A minor assault took place on June 27 in front of the Knitting Factory music club in Manhattan where members of the Screen Actors Guild (SAG) organized a strike action to disrupt the filming of an Amstel Light beer commercial being shot by Hungry Man Productions.
SAG is currently staging a strike, asking its members not to do commercial work. Like film and television actors, numerous theatre actors supplement their income and subsidize their theatrical careers doing commercial work.
A striking actress and SAG advocate named Kelly, who asked that her last name be withheld for fear of possible professional retribution, told Playbill On-Line that she was attempting to take a photograph of a non- union male actor entering the building when she was assaulted by the actor's companion.
Kelly said she had been trying, unsuccessfully, to get the man to walk away from the non-union job and join the union instead. Things went sour when the actor revealed that he was struggling to pay rent and needed the work badly. At that point, Kelly countered saying that all actors needed work and that the actor's future eligibility for the union might be jeopardized if he went ahead and accepted the non-union commercial.
When the man tried to walk off and cross the picket line anyway, Kelly said she tried unsuccessfully to get his last name and then raised her still camera to take his picture. The man's companion reacted emotionally and allegedly assaulted Kelly, hitting her in the neck. Kelly said she is 5' 8" and 120 lbs. "This is the first time someone's assaulted me on [the strike] line," Kelly told Playbill On-Line. "I was talking to this gentleman regarding his status in SAG, and when I mentioned that his eligibility status could be in jeopardy, he got pissy with me and a little upset. He said, `I have to work.' As he was walking away, I pulled out my camera and then the girl he was with reached out and lunged at me and hit me on the neck."

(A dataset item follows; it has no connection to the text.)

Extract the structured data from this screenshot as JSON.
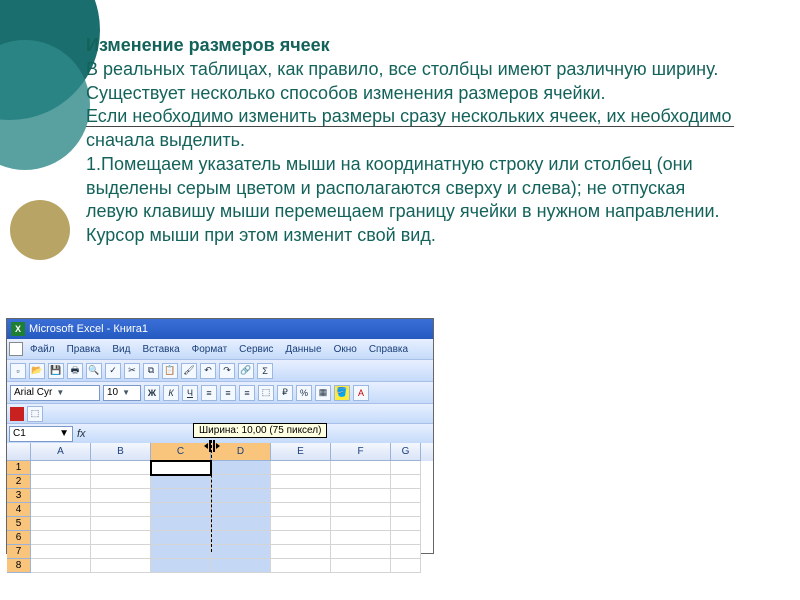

The actors were up for what was described as non-union "background work" in the beer commercial. The identities of both the man Kelly spoke to and his companion (the alleged assailant) were not released. A call to Hungry Man Productions was not returned at press time.
Norman Siegel of the American Civil Liberties Union's (ACLU) New York office told Playbill On-Line that he sometimes recommends to demonstrators that they videotape their actions to provide a record of events. "I am not sure about the California law," Siegel said, "but in New York a citizen has the right to take pictures of someone else unless it's for commercial gain. The young woman [Kelly] was within her legal rights and the woman who assaulted her violated her rights, assuming they [SAG] were just taking the photograph to show who was crossing a picket line.
"Should SAG misuse a photograph that it takes on the strike line," Siegel said, "the party concerned could fight back on the merits, but you don't prohibit someone taking a picture."
Siegel said that unions, which are often struggling for power, historically want to record who was a "scab" and document who actually crossed over a picket line. "They have a right to use that photograph within limits and to inform people as to who did what. You may remember the schoolteacher strike in the late '60s. Even today, I still hear people identified by others saying, `I remember her, she went in,' or `she stayed out' and that strike took place 30 years ago. So, if that's all they're (SAG) doing it for, which is to document and record who went in across the strike line, then I see nothing inappropriate."
Kelly told Playbill On-Line that she has been photographed on numerous occasions by various representatives of the commercial producers, the union's opposition in the strike. The actress feels that she was photographed for what may be a possible blacklist effort.
While Kelly said while she initially felt no reservations about carrying a camera and taking the strike photographs on her own, the alleged assault has given her pause. "They come take pictures of us as an intimidation factor," Kelly said. "I've never taken one of these pictures before and I have never been face to face with someone who was violent. But, having been on other end of that and having had mine taken by all these producers, I know what it feels like to be threatened and intimidated. Even so, I don't think I'm changing my mind."
In an interview conducted over the din of car horns and shouting being generated by the SAG strikers, a SAG team captain named Rob said that the police were called to the scene after the alleged assault but that no arrest was made. "There may be some harassment charge," the team captain said.
The SAG team captain implied that Hungry Man was "notorious" for this sort of activity and that the company had a "reputation for treating people poorly." "There was a Nike commercial last week," Rob said, "they were shooting in New Jersey and apparently they manhandled one of our people."
Rob said that when the SAG commercial strike first began in early May, the union was lucky to get 10-15 people together for a strike action. Momentum has built, Rob said, to the point where there are 30 to 40 team captains on call with outreach actions taking place at three to four locations a day. "Now, we have lists of hundreds of people available to show up and walk all day in the hot sun," the team captain claimed.
-- By Murdoch McBride